**Source material:**
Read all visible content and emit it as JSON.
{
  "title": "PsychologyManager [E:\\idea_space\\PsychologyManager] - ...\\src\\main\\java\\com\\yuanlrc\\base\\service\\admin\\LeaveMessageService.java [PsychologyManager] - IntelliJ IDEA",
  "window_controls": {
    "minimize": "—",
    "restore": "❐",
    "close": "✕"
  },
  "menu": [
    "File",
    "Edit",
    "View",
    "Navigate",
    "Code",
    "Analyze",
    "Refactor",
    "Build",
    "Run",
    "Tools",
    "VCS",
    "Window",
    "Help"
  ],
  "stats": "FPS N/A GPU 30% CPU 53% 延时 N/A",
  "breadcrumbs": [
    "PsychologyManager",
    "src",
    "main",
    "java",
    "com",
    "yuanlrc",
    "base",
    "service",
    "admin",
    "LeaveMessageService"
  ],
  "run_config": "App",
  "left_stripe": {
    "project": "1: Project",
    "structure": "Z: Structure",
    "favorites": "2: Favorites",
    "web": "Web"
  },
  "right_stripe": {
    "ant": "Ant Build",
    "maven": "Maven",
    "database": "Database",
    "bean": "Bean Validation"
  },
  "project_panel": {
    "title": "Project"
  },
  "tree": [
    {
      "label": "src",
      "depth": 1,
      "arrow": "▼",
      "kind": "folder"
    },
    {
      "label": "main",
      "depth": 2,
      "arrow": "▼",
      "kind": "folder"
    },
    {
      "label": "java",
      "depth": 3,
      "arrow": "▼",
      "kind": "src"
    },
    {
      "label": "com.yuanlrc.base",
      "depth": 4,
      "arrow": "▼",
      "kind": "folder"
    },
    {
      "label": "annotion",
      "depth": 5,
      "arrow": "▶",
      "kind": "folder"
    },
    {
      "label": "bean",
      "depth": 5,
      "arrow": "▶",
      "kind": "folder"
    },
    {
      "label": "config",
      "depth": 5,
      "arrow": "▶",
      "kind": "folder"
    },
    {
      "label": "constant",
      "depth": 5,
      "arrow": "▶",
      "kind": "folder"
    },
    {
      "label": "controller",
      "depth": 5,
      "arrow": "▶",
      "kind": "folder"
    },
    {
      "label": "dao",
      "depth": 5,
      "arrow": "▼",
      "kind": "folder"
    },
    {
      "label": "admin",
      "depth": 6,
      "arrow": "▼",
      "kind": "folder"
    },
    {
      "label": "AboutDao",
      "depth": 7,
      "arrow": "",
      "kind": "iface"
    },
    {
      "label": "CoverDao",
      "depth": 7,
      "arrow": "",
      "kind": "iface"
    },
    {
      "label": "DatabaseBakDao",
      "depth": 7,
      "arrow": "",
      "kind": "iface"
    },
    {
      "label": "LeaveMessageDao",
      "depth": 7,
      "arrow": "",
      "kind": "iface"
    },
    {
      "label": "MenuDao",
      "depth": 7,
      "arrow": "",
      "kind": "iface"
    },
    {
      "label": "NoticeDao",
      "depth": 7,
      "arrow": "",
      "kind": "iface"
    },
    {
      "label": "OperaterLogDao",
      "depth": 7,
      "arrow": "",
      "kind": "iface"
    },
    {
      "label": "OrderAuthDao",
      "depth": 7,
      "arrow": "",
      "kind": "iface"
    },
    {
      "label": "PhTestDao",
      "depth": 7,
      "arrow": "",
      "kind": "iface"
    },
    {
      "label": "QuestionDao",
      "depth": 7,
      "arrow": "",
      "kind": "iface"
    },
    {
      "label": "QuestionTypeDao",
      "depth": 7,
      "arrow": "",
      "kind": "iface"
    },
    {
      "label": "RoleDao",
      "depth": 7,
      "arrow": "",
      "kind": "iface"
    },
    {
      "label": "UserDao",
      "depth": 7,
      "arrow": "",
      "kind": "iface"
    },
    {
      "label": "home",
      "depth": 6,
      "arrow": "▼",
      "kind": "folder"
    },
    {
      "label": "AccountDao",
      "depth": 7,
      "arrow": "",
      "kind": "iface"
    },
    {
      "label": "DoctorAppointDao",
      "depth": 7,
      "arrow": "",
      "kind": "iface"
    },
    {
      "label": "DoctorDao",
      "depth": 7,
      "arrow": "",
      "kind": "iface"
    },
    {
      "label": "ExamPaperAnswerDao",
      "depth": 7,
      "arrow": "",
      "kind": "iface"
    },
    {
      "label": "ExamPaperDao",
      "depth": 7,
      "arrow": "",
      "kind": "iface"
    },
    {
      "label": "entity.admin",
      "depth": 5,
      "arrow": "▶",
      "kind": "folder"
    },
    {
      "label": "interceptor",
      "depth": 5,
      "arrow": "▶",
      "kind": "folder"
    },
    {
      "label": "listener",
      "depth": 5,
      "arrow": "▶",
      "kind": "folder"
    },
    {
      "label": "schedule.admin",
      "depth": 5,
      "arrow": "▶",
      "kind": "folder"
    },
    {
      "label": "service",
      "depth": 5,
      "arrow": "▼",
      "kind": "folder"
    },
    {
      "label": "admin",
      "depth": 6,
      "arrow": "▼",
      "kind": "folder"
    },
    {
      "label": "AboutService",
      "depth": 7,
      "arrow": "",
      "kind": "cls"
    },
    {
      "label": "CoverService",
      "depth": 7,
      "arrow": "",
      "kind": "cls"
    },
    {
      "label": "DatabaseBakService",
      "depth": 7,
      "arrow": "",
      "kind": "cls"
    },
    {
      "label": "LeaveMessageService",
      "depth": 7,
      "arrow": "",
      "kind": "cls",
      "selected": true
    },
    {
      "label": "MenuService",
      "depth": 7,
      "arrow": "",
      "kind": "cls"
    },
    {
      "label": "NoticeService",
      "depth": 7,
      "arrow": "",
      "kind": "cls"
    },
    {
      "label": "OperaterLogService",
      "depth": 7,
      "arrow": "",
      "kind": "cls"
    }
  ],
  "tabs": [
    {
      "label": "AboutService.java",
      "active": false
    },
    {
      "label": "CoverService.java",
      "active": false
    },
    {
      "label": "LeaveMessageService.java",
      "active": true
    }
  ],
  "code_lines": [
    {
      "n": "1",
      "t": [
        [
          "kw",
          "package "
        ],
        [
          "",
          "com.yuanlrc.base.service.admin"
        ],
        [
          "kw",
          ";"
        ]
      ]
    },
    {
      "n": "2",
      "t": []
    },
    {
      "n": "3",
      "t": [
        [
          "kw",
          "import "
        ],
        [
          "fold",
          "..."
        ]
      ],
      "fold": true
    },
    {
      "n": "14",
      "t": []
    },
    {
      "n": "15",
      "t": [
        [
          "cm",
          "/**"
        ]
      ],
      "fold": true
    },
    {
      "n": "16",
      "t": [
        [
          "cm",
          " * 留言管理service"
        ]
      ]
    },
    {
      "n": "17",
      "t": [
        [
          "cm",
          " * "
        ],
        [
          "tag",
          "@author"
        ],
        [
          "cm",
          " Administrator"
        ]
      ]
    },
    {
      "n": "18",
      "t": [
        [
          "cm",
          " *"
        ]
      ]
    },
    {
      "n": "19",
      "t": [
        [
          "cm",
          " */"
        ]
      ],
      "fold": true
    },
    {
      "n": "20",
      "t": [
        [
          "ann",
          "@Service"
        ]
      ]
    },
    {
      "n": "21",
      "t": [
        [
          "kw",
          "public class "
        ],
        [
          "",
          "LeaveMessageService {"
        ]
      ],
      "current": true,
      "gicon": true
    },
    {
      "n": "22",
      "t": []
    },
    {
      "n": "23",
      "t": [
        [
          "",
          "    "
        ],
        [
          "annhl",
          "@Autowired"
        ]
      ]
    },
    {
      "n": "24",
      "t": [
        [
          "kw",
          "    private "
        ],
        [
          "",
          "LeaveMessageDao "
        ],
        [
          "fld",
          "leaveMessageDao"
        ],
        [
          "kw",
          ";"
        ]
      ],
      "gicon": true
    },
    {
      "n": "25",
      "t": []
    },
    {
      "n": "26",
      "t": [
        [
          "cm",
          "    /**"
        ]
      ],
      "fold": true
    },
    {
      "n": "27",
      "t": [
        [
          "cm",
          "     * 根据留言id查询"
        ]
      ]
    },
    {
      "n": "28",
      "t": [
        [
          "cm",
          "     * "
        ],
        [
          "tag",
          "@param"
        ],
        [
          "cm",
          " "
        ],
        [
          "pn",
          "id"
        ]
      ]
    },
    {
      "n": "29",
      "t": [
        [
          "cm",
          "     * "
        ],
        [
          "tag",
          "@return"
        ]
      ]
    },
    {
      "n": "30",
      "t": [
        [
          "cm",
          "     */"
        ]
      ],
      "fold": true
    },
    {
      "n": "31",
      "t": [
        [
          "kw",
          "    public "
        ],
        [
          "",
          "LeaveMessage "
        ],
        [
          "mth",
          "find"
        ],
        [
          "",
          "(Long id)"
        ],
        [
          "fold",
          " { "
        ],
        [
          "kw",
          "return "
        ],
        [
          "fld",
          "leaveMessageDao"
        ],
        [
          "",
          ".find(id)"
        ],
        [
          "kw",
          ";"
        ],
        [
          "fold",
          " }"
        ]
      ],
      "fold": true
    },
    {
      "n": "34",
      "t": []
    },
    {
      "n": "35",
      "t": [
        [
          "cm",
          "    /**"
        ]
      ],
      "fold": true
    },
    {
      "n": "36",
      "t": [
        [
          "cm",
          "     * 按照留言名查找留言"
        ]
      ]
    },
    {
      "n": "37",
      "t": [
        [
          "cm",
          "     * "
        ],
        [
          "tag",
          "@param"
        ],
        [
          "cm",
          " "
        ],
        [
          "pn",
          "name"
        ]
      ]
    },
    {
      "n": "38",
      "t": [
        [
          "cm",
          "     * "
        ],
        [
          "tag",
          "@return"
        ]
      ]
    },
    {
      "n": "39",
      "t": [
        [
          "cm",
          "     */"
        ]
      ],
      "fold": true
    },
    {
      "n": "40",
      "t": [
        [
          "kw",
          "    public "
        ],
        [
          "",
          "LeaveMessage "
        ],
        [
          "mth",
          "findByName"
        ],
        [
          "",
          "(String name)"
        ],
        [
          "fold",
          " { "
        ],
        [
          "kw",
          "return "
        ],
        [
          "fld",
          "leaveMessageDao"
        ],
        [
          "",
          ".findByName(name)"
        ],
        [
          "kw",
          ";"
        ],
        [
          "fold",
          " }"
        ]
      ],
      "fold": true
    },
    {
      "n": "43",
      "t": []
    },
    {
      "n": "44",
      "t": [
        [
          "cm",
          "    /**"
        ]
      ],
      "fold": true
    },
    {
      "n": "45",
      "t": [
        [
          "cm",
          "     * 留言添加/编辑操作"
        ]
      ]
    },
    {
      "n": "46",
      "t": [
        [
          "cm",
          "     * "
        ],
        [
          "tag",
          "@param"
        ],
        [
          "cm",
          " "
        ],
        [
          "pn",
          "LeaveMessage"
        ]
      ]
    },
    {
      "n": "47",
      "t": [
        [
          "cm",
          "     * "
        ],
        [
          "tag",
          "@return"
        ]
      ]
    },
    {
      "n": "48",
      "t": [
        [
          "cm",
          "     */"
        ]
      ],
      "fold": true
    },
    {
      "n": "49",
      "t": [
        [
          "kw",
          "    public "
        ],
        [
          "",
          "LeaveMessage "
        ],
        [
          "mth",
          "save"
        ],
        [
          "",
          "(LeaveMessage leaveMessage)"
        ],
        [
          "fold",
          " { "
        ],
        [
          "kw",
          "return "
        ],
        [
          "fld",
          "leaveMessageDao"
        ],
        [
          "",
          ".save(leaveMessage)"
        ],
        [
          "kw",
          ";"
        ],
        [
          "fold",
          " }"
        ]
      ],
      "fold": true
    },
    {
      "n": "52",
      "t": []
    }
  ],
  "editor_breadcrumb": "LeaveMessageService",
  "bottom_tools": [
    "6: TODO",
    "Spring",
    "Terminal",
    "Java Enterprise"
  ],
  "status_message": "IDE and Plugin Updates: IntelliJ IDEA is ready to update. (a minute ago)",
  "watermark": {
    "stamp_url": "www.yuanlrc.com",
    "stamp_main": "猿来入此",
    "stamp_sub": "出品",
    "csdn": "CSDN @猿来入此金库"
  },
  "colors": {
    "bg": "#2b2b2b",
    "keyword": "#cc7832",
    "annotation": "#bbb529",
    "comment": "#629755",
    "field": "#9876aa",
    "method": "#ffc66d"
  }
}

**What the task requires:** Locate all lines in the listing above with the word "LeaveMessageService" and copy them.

**Output of the exercise:**
  "title": "PsychologyManager [E:\\idea_space\\PsychologyManager] - ...\\src\\main\\java\\com\\yuanlrc\\base\\service\\admin\\LeaveMessageService.java [PsychologyManager] - IntelliJ IDEA",
    "LeaveMessageService"
      "label": "LeaveMessageService",
      "label": "LeaveMessageService.java",
          "LeaveMessageService {"
  "editor_breadcrumb": "LeaveMessageService",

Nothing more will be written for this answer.